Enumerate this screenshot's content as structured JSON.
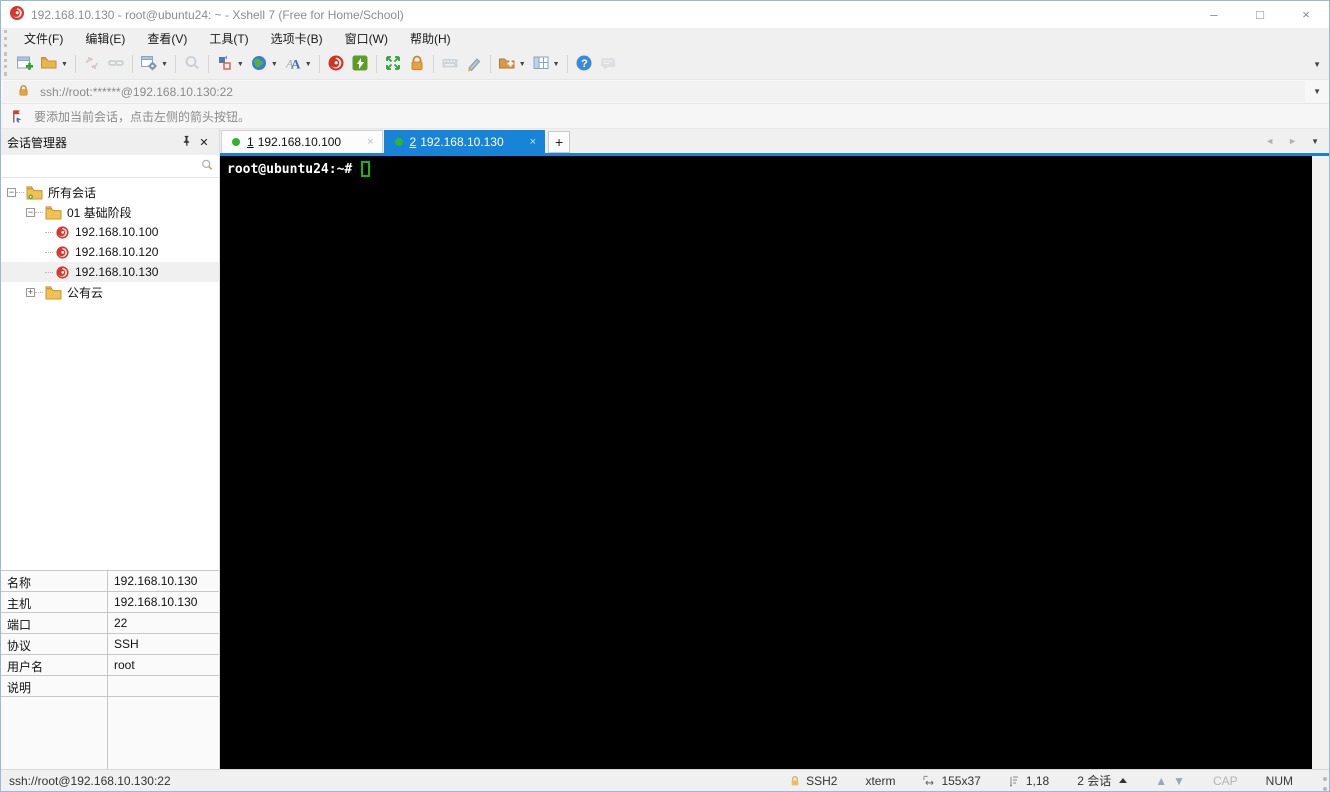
{
  "window": {
    "title": "192.168.10.130 - root@ubuntu24: ~ - Xshell 7 (Free for Home/School)",
    "minimize": "–",
    "maximize": "□",
    "close": "×"
  },
  "menu": {
    "items": [
      {
        "label": "文件(F)"
      },
      {
        "label": "编辑(E)"
      },
      {
        "label": "查看(V)"
      },
      {
        "label": "工具(T)"
      },
      {
        "label": "选项卡(B)"
      },
      {
        "label": "窗口(W)"
      },
      {
        "label": "帮助(H)"
      }
    ]
  },
  "toolbar": {
    "icons": [
      "new-session-icon",
      "open-folder-icon",
      "disconnect-icon",
      "reconnect-icon",
      "session-properties-icon",
      "find-icon",
      "compose-icon",
      "web-icon",
      "font-icon",
      "xshell-icon",
      "xftp-icon",
      "fullscreen-icon",
      "lock-icon",
      "virtual-keyboard-icon",
      "highlight-icon",
      "new-file-icon",
      "layout-icon",
      "help-icon",
      "feedback-icon"
    ]
  },
  "address_bar": {
    "value": "ssh://root:******@192.168.10.130:22"
  },
  "info_bar": {
    "text": "要添加当前会话，点击左侧的箭头按钮。"
  },
  "sidebar": {
    "title": "会话管理器",
    "search_placeholder": "",
    "tree": [
      {
        "label": "所有会话"
      },
      {
        "label": "01 基础阶段"
      },
      {
        "label": "192.168.10.100"
      },
      {
        "label": "192.168.10.120"
      },
      {
        "label": "192.168.10.130"
      },
      {
        "label": "公有云"
      }
    ],
    "properties": [
      {
        "label": "名称",
        "value": "192.168.10.130"
      },
      {
        "label": "主机",
        "value": "192.168.10.130"
      },
      {
        "label": "端口",
        "value": "22"
      },
      {
        "label": "协议",
        "value": "SSH"
      },
      {
        "label": "用户名",
        "value": "root"
      },
      {
        "label": "说明",
        "value": ""
      }
    ]
  },
  "tabs": {
    "items": [
      {
        "number": "1",
        "label": "192.168.10.100",
        "close": "×"
      },
      {
        "number": "2",
        "label": "192.168.10.130",
        "close": "×"
      }
    ],
    "add_label": "+"
  },
  "terminal": {
    "prompt": "root@ubuntu24:~#"
  },
  "status_bar": {
    "left": "ssh://root@192.168.10.130:22",
    "protocol": "SSH2",
    "term_type": "xterm",
    "size": "155x37",
    "position": "1,18",
    "sessions": "2 会话",
    "cap": "CAP",
    "num": "NUM"
  },
  "colors": {
    "accent": "#1784d8",
    "session_icon_red": "#d6382c",
    "connected_green": "#2db52d",
    "cursor_green": "#17b417",
    "folder_yellow": "#f2c14e",
    "lock_orange": "#e8a33c"
  }
}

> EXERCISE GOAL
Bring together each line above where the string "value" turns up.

> SOLUTION TO THE PROBLEM
    "value": "ssh://root:******@192.168.10.130:22"
        "value": "192.168.10.130"
        "value": "192.168.10.130"
        "value": "22"
        "value": "SSH"
        "value": "root"
        "value": ""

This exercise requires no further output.